• Task instructions
Your task is to give the records again exactly. Leave each picture out.

• Data
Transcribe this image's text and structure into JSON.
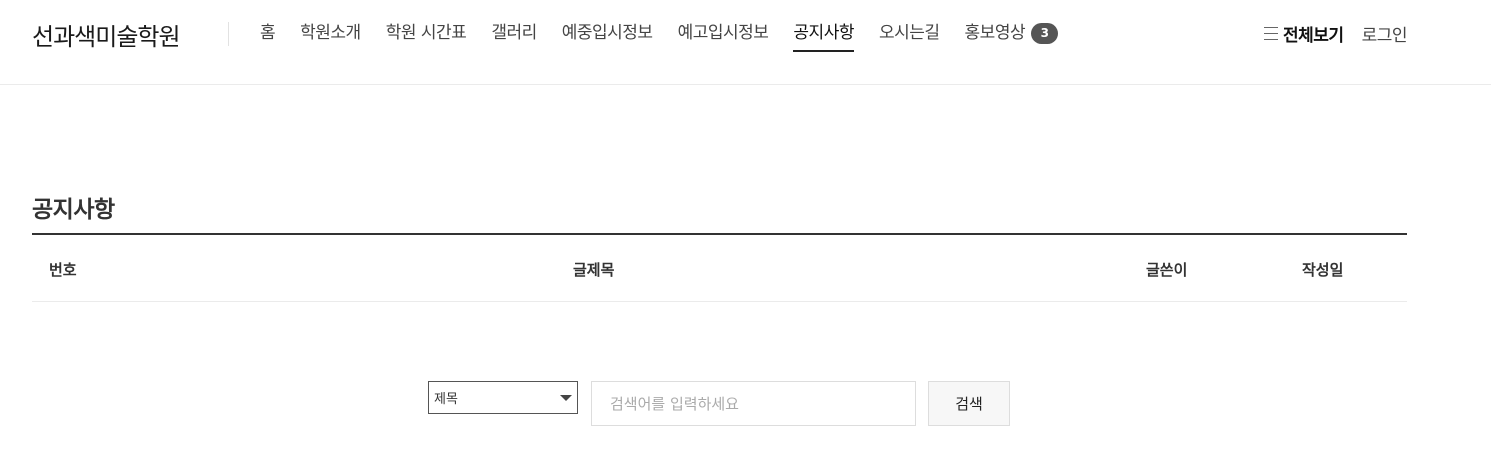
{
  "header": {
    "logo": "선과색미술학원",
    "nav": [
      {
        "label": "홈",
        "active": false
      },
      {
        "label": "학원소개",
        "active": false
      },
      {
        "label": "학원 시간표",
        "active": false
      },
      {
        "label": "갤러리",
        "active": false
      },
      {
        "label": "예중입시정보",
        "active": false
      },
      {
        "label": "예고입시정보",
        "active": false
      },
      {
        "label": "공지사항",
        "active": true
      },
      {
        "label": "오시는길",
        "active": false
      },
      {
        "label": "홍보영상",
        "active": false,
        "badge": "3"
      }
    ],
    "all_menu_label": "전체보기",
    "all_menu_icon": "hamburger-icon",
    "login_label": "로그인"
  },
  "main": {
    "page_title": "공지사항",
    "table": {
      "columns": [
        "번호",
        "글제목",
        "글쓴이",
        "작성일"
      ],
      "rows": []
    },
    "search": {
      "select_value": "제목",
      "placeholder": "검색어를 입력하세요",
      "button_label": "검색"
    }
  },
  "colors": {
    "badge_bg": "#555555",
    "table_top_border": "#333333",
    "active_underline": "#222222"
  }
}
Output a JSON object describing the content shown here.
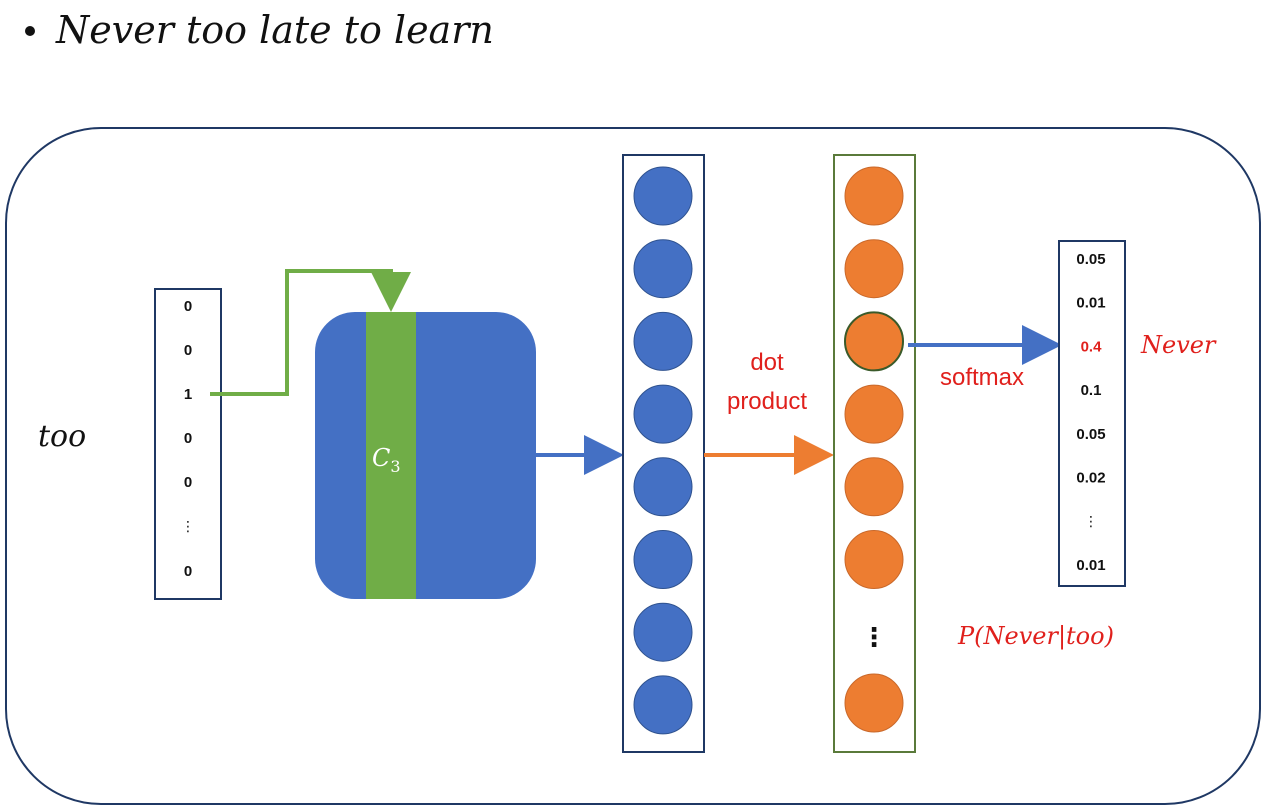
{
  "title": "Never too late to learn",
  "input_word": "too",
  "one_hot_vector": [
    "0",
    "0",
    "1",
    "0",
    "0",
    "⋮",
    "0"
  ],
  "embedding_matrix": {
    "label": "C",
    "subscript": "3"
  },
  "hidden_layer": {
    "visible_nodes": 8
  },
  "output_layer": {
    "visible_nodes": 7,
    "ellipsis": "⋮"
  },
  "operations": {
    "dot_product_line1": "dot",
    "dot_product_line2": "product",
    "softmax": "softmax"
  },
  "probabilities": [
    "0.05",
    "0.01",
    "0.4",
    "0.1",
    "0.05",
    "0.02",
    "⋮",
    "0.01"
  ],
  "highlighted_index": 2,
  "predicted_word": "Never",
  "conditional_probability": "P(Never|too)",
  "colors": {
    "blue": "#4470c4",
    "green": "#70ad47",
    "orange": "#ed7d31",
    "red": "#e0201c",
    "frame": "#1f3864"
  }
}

• Response
Transcribe this image's text and structure into JSON.
{
  "header": {
    "logo": "선과색미술학원",
    "nav": [
      {
        "label": "홈",
        "active": false
      },
      {
        "label": "학원소개",
        "active": false
      },
      {
        "label": "학원 시간표",
        "active": false
      },
      {
        "label": "갤러리",
        "active": false
      },
      {
        "label": "예중입시정보",
        "active": false
      },
      {
        "label": "예고입시정보",
        "active": false
      },
      {
        "label": "공지사항",
        "active": true
      },
      {
        "label": "오시는길",
        "active": false
      },
      {
        "label": "홍보영상",
        "active": false,
        "badge": "3"
      }
    ],
    "all_menu_label": "전체보기",
    "all_menu_icon": "hamburger-icon",
    "login_label": "로그인"
  },
  "main": {
    "page_title": "공지사항",
    "table": {
      "columns": [
        "번호",
        "글제목",
        "글쓴이",
        "작성일"
      ],
      "rows": []
    },
    "search": {
      "select_value": "제목",
      "placeholder": "검색어를 입력하세요",
      "button_label": "검색"
    }
  },
  "colors": {
    "badge_bg": "#555555",
    "table_top_border": "#333333",
    "active_underline": "#222222"
  }
}
Output a JSON object describing the content shown here.
{
  "title": "Never too late to learn",
  "input_word": "too",
  "one_hot_vector": [
    "0",
    "0",
    "1",
    "0",
    "0",
    "⋮",
    "0"
  ],
  "embedding_matrix": {
    "label": "C",
    "subscript": "3"
  },
  "hidden_layer": {
    "visible_nodes": 8
  },
  "output_layer": {
    "visible_nodes": 7,
    "ellipsis": "⋮"
  },
  "operations": {
    "dot_product_line1": "dot",
    "dot_product_line2": "product",
    "softmax": "softmax"
  },
  "probabilities": [
    "0.05",
    "0.01",
    "0.4",
    "0.1",
    "0.05",
    "0.02",
    "⋮",
    "0.01"
  ],
  "highlighted_index": 2,
  "predicted_word": "Never",
  "conditional_probability": "P(Never|too)",
  "colors": {
    "blue": "#4470c4",
    "green": "#70ad47",
    "orange": "#ed7d31",
    "red": "#e0201c",
    "frame": "#1f3864"
  }
}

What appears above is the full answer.